Thursday, August 16, 2012
And, since lists of books seems to be the only content I can consistently post here, I'll present those books, starting with the cheapies I get to keep:
The Leftovers, the 2011 novel by Tom Perrotta, in a fancy bound-galley form. I've read all of Perrotta's previous books -- and reviewed The Abstinence Teacher, in a style that seems overly laudatory to me now -- and enjoyed them, partially because he's a good writer and partially because he's of an age and geographic persuasion to push an awful lot of my buttons.
Paris to the Moon, his bestselling and hugely popular memoir of moving to France to write about it for an American audience. I avoid bestselling books somewhat reflexively, from working in the business so long, and I am hugely jealous of people who get to do things like this. Buy, hey, it was a quarter, and it's supposed to be really good.
Fodor's Disneyland & Southern California with Kids, 10th Edition is by Michael and Trisa Knight, and there are no points awarded for guessing why I'm reading it. (Though my guys -- who will be 14-and-a-half and just shy of 12 during that trip -- are probably not well described as "kids" these days.)
My Friend Dahmer by Derf Backderf. Derf has been an alt-weekly cartoonist for some time -- from back when that was a reasonable career for an adult, since there were plenty of alt-weeklies and they all carried a bunch of cartoonists -- and this is an expansion/reworking of autobiographical material that he originally published more than a decade ago. And, yes, Derf did go to high school with, and was in the same circles with, Jeffrey Dahmer. (I reviewed Derf's last book, Punk Rock and Trailer Parks, in a round-up during my Eisner deathmarch a few years back.)
Freeway is a big fat graphic novel by Mark Kalesniko, whom I don't know. But it's semi-autobiographical, was published by Fantagraphics (who ain't no dummies), and looks interesting.
David Malki!'s Dapper Caps & Pedal-Copters is the third collection of his Victorian clip-art webcomic Wondermark, which I've been reading and enjoying since I discovered the first collection during that same Eisner push I mentioned a couple of paragraphs back.

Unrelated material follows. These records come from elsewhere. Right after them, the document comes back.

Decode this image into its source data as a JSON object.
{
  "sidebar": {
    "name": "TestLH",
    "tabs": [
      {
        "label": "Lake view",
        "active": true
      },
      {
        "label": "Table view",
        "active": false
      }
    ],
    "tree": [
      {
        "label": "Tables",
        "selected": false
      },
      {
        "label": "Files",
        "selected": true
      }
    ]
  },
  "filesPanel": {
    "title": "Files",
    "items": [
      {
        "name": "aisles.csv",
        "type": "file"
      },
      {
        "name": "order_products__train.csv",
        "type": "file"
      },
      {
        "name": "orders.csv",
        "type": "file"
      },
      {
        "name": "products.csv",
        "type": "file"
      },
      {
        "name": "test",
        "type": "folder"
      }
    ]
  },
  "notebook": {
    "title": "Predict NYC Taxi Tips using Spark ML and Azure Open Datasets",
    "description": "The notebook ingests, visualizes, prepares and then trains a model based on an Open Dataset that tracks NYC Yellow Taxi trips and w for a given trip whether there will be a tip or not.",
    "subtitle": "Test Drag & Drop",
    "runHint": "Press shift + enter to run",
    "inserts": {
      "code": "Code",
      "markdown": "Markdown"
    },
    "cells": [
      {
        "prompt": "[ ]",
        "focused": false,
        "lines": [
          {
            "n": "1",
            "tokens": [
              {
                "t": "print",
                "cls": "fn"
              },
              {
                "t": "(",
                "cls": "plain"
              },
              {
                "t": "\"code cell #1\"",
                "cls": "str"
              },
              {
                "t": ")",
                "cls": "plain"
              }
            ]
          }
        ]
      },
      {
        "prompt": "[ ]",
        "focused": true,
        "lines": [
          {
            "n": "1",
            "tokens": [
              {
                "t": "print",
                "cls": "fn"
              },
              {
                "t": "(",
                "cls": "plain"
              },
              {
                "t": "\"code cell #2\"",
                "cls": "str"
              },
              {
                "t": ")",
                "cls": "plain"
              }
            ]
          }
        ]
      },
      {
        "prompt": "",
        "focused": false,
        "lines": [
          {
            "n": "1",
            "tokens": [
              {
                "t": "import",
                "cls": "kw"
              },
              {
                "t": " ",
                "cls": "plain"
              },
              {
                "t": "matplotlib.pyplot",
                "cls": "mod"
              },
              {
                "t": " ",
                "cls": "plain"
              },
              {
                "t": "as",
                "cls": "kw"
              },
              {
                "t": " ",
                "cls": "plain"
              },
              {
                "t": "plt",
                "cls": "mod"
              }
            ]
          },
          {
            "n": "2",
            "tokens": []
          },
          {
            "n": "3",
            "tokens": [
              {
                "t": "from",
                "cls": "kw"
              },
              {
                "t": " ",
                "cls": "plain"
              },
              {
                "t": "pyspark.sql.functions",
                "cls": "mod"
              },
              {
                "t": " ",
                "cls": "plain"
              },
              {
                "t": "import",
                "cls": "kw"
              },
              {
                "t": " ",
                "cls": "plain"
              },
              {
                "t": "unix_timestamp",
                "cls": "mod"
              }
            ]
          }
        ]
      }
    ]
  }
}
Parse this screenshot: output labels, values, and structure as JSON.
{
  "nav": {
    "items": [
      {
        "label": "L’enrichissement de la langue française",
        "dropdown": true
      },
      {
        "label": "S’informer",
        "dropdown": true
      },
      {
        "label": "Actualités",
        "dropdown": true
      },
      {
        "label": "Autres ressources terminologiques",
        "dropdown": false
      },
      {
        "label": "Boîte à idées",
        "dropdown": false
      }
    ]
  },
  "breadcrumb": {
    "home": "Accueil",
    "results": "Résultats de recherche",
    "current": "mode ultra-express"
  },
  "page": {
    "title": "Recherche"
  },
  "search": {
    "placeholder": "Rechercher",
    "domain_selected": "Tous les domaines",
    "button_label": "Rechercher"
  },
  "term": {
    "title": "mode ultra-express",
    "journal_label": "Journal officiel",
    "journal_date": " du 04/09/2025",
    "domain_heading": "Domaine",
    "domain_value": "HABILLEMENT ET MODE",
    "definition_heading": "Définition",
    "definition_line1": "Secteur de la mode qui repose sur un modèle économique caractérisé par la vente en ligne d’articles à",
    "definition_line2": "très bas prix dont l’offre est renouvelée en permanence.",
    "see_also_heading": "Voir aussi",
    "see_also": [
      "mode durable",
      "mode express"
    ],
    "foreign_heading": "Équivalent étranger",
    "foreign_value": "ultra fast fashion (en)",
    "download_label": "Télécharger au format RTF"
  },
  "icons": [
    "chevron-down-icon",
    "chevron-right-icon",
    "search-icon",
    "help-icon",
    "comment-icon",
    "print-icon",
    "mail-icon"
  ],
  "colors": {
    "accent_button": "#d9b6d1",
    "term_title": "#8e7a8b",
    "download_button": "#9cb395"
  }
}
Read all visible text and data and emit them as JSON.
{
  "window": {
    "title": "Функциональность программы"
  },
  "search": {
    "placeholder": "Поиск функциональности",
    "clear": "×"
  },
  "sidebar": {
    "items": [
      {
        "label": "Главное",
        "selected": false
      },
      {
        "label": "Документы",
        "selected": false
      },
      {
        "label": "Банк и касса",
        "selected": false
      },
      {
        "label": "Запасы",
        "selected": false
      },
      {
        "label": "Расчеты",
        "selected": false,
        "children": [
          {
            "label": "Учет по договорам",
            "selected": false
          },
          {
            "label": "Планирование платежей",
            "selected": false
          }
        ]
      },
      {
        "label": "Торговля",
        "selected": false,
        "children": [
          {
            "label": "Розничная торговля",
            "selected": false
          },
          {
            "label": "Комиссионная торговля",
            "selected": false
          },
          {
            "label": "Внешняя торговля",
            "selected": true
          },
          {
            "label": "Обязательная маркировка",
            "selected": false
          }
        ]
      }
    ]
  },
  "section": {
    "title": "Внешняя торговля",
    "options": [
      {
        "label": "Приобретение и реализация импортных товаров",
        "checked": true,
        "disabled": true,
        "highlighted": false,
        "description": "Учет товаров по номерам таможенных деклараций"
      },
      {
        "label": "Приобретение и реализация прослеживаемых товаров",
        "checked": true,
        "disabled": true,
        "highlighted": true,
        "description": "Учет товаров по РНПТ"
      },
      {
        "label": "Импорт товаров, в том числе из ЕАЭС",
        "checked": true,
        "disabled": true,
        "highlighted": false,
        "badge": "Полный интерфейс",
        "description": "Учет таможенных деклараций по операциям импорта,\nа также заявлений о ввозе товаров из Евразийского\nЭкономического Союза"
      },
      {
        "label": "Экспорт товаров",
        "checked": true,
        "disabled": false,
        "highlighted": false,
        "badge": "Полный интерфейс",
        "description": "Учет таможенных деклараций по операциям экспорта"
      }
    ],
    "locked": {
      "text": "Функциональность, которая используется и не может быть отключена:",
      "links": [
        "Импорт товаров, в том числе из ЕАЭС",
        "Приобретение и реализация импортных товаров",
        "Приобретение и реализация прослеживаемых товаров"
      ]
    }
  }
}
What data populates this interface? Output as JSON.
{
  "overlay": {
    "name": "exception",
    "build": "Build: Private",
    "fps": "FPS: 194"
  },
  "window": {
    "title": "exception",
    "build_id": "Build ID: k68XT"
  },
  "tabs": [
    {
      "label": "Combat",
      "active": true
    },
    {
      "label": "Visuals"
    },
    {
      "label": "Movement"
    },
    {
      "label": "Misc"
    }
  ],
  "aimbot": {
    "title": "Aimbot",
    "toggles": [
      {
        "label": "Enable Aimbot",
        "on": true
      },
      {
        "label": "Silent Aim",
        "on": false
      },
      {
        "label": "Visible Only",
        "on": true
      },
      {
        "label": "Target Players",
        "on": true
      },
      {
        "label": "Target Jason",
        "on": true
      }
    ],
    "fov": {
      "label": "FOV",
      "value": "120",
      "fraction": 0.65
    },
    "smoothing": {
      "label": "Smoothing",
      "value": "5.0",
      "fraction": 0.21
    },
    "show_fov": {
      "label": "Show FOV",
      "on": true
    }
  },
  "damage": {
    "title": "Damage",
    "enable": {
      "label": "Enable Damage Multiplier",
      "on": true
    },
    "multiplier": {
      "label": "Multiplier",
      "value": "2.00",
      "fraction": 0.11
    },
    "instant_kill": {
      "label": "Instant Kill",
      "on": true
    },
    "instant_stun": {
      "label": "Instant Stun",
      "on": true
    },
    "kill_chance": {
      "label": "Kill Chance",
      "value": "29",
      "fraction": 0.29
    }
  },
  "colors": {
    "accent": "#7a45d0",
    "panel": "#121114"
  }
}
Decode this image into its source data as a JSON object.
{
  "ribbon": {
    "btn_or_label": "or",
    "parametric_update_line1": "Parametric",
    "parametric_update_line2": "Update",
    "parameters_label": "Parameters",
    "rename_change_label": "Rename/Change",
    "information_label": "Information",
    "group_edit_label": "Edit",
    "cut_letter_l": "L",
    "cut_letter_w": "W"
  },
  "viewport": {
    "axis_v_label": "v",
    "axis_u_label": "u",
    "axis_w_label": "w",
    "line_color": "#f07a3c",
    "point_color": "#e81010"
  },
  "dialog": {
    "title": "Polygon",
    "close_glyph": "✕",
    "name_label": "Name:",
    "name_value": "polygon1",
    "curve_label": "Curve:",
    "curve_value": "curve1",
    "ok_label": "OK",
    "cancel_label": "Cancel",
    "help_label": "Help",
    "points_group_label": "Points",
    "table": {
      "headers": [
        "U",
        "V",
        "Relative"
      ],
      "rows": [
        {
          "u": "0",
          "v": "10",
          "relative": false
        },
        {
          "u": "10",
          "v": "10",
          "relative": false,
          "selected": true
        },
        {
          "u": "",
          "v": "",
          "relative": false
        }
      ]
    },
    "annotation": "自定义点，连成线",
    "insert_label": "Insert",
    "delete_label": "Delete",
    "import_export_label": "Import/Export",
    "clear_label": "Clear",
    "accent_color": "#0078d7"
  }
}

And last is Dante's Divine Comedy, as adapted into comics by Seymour Chwast. I reviewed Chwast's second classic-work-into-comics item, The Canterbury Tales, a couple of months ago, and I clearly liked it well enough to go back for another dose.